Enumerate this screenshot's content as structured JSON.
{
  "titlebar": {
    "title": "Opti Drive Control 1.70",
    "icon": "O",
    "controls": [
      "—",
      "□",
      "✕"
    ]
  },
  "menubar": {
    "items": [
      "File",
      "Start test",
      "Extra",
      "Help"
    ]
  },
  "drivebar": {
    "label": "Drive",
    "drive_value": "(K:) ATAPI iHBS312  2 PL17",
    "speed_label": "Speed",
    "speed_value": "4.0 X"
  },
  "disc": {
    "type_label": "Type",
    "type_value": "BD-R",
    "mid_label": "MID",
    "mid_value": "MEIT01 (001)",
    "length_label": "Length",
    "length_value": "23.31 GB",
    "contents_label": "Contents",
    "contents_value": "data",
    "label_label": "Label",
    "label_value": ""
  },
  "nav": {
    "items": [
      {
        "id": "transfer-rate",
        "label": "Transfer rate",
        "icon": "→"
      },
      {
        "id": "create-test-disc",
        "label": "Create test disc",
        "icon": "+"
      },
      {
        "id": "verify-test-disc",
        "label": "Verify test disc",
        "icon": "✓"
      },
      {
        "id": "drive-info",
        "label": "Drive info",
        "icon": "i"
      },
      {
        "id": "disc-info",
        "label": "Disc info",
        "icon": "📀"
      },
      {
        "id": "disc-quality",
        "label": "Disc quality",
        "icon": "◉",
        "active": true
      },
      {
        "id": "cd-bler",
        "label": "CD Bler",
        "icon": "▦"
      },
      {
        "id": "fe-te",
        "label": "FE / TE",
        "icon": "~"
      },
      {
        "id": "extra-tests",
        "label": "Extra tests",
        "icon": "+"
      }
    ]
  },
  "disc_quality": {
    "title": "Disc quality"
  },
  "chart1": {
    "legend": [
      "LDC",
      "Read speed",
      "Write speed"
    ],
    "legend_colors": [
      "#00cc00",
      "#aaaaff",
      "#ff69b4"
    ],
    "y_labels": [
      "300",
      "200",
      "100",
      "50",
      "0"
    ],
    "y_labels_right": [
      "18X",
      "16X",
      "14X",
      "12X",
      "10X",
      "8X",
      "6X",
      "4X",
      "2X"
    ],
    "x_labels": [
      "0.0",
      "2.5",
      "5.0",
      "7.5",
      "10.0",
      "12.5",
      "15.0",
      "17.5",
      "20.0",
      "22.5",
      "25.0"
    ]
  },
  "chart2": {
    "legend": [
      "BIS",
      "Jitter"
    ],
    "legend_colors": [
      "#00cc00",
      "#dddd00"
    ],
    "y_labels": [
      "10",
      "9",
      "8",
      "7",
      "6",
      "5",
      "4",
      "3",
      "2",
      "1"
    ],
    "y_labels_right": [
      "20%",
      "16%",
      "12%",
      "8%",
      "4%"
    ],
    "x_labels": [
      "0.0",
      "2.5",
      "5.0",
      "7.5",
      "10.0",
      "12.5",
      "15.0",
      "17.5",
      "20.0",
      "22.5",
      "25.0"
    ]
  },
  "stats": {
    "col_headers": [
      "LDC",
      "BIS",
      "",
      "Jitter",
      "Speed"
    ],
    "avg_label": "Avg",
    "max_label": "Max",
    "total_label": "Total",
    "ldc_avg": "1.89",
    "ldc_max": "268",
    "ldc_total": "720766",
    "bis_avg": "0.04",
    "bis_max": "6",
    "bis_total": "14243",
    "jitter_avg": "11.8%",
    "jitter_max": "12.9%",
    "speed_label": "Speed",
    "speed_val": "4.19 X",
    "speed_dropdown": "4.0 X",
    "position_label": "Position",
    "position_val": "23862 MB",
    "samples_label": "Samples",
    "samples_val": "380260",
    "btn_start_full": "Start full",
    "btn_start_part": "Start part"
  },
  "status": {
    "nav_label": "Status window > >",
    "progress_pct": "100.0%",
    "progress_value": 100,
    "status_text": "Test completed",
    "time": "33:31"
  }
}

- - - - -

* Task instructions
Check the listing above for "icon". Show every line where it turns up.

* Output for this task
    "icon": "O",
        "icon": "→"
        "icon": "+"
        "icon": "✓"
        "icon": "i"
        "icon": "📀"
        "icon": "◉",
        "icon": "▦"
        "icon": "~"
        "icon": "+"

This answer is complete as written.